It’s a simple idea, with which I’ve been dancing for a long time now. Every time I think I’m done with the idea, that my explorations have ended, that I’ve learned all I can, three things happen.
First, I get stuck, begin to feel old, and convinced that I’ve missed my opportunity to even find, let alone live, my dreams, my truth. I get, if not clinically depressed, what passes for a good imitation of it.
Second, I get impatient. I do everything I can think of to change the mood, but there is a certain strain of this stuckness that doesn’t respond to anything but what one mentor of mine used to call “compound essence of time.” I know I must wait it out, meanwhile doing the best that I can to focus on what, and who, matters.
Every flow has an ebb. I know this, but that doesn’t make me hate the ebbs any less.
Third, a moment comes that I recognize as a turning point. I don’t really know if there have been other moments that could have been turnings, but that I missed because I wasn’t paying attention. In the end it doesn’t matter.
Last night I had such a moment.
A characteristic of such moments, I’ve noticed, is that they often seem fated, a series of unlikely events that come together in an improbable way. Once again, whether such moments are truly fated or simply seem that way doesn’t matter.
I flew on business to Omaha. Flights were running late due to weather, but somehow, despite a 35 minute late start, the plane landed almost exactly on the original schedule.
Because of that, it was early enough that I took the time to stop at one of my favorite places for a quick bite.
Because of that, the timing of my stop at Walgreen’s on the way to the hotel, to pick up a couple of things I needed, was about an hour later than it would have been if I’d gone straight there without stopping to eat.
Because of that, when I happened to stop in the aisle with the wine, there was a woman there who, had the timing been different, probably wouldn’t have been.
Because of that, I had a conversation that I didn’t expect to have.
And because of that, I paid attention in a way that I might not have otherwise.
It was a strange encounter.
As I was looking at the wine, she spoke.

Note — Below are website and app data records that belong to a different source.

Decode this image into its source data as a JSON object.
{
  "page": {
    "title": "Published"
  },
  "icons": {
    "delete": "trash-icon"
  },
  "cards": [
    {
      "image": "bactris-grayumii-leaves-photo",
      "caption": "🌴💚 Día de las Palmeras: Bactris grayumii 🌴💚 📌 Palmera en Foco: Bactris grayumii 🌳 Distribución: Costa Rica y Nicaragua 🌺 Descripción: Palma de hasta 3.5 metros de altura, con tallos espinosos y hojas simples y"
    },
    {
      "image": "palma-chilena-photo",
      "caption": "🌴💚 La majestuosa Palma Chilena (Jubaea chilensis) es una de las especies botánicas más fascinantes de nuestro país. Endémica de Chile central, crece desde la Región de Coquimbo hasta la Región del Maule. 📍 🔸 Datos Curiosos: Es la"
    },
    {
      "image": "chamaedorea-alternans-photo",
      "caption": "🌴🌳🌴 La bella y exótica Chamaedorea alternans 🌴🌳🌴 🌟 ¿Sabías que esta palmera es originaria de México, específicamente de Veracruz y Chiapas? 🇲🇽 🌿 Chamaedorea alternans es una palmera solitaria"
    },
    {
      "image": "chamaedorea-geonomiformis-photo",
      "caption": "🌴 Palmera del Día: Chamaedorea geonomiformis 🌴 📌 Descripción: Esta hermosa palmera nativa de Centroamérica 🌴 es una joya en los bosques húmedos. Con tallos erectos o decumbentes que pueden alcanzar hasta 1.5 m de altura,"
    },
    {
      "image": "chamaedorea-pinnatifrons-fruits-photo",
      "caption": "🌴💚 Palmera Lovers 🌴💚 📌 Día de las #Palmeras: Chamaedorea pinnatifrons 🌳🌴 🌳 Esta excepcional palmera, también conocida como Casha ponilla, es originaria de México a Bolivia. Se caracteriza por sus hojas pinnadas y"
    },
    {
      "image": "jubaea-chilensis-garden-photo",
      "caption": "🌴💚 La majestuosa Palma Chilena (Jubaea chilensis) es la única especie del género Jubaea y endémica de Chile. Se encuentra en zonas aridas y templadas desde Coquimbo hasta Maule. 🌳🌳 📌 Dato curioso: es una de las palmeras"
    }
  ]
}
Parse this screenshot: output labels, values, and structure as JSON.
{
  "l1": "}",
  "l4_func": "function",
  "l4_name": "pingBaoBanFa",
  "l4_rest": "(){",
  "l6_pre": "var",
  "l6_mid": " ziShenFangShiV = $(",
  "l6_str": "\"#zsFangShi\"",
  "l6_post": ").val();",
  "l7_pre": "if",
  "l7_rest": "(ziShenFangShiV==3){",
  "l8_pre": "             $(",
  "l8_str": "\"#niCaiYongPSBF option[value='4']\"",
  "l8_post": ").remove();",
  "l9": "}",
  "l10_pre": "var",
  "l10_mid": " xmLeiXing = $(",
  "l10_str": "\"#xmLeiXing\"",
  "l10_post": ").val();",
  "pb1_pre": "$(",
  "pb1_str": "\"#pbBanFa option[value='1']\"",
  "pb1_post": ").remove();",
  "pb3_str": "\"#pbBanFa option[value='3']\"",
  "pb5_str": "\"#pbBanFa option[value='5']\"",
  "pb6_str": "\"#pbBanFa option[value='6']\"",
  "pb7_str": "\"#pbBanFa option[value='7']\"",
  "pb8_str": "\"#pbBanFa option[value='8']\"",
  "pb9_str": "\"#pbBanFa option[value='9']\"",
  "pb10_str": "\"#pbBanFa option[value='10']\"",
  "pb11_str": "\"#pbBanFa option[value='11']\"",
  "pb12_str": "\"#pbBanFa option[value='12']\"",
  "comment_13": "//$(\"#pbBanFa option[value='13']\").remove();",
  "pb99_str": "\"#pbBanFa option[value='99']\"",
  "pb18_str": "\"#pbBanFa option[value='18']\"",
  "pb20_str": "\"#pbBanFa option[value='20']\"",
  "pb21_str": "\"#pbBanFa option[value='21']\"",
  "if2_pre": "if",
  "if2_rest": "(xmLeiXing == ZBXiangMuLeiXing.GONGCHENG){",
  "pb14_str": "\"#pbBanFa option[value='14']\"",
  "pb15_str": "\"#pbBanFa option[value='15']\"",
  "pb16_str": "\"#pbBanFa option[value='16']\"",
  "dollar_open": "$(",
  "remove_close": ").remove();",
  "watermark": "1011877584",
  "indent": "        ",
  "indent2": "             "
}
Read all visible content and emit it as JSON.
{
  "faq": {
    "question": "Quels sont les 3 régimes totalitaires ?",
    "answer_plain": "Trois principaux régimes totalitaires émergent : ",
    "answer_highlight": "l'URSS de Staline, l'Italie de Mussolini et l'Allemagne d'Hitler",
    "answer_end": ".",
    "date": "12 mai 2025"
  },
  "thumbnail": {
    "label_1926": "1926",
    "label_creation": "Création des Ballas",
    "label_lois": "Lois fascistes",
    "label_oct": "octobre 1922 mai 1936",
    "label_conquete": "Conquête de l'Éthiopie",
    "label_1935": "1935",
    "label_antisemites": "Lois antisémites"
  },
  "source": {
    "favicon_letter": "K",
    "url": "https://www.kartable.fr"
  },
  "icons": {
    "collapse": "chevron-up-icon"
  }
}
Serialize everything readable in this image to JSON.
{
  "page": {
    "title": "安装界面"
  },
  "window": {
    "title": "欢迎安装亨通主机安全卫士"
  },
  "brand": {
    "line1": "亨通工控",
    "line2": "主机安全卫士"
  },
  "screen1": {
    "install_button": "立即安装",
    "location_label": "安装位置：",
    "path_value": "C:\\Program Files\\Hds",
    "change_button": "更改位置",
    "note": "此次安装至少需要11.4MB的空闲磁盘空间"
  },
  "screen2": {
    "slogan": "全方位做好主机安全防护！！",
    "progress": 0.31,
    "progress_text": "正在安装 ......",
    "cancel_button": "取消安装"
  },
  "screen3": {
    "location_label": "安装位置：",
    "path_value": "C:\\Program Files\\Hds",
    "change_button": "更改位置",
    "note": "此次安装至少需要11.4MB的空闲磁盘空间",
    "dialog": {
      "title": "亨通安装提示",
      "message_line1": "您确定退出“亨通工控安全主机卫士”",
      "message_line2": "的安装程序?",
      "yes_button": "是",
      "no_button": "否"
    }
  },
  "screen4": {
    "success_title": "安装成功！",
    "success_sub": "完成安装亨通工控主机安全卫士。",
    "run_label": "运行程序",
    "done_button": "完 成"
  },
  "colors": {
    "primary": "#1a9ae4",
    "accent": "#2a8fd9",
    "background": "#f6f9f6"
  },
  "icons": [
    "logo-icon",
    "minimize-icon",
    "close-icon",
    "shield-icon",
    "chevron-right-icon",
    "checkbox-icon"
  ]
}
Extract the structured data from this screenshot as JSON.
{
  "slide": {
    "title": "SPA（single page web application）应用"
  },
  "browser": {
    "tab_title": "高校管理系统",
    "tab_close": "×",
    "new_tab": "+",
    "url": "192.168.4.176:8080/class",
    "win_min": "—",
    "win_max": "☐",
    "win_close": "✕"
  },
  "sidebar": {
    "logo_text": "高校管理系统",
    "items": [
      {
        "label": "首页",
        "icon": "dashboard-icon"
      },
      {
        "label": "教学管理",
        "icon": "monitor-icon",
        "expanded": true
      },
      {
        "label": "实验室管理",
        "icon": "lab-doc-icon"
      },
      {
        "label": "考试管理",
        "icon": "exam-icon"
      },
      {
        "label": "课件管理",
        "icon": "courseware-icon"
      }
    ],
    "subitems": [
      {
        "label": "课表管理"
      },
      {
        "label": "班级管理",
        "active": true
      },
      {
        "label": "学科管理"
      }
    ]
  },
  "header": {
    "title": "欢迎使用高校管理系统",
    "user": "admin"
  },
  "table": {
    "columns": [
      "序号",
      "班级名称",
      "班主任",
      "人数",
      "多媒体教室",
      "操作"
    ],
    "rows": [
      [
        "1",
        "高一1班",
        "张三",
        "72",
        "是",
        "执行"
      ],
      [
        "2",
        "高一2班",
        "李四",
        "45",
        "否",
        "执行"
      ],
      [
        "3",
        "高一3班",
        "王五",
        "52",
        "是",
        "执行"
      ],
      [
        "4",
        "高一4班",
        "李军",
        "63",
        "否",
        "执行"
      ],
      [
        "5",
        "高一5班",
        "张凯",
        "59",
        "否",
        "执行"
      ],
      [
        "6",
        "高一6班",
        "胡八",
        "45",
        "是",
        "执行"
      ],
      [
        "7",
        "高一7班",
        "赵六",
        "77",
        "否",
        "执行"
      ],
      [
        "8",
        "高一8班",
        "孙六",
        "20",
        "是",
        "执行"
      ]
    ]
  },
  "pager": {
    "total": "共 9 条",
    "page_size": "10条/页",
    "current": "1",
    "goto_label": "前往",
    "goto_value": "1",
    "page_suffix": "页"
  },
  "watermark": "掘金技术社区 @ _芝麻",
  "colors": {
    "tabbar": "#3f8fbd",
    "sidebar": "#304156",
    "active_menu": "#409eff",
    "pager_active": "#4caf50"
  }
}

I didn’t look at her.
She asked me if I ever shopped at Trader Joe’s for wine, told me about a wine she gets there at the Christmas holidays, about how this past year there weren’t as many bottles as there usually are. I didn’t look at her, and I – rudely – didn’t respond to her. A part of me was diagnosing, analyzing (in other words, doing the things that I tell people I don’t do except professionally). I recognized my reaction as a defense, a move to maintain the illusion of invulnerability.
(This, by the way, is why I wonder if there were other moments that could have been turning points, because even now I realize that I came very close to walking away without ever having made contact. Were there others from whom I did walk away? It’s academic to wonder, I know, impossible to determine, but it’s something I wonder about anyway.)
She told me I was a handsome man. I felt embarrassed, weirded out, wondered why this woman who look so, well, old and just plain weird would say something like that to me. By now I’d taken a surreptitious glance, but hadn’t yet engaged.
She asked if she could touch my hand. I said no, I wasn’t comfortable with that. Now I was really weirded out.
Then she told me a bit of her story.
She told me she knew she must seem odd, but that she was a cancer survivor, and that it had changed her. She said her husband had died, and she missed him. A few years later she was diagnosed with cancer, and she was ready to go. She gave away her things, left her few possessions to a few people she knew, and prepared to die.
She said, “And then I started to pray for all the people who were taking care of me, for all those others who were sick in the hospital. I stopped thinking about myself. And then I got better.”
She’d been ready to die, she repeated, but here she was. I looked at her. I saw she had on a bad wig, could see she was likely quite bald under it.
I said what popped into my mind. “Welcome to your life.”
She told me that she now asks to touch people, because she prays for everyone she touches. “It’s just what I do.”
She asked again.
I gave her my hand.
She said, “Oh, you bring such healing to the world.” Both her hands were on my left hand, but she was touching my heart.
She asked me what I did for a living, and I told her I was a psychologist by training. I didn’t add anything else about what I currently do. She nodded, smiled, said she thought I must be good at that. Told me about her niece who’d been helped by a psychologist when she was very depressed.
She thanked me. I said again, “Welcome to your life.”
I meant it.
But now I’m not altogether sure whether I was talking to her, or to me.
Dr Les Kertay, Awakened Moments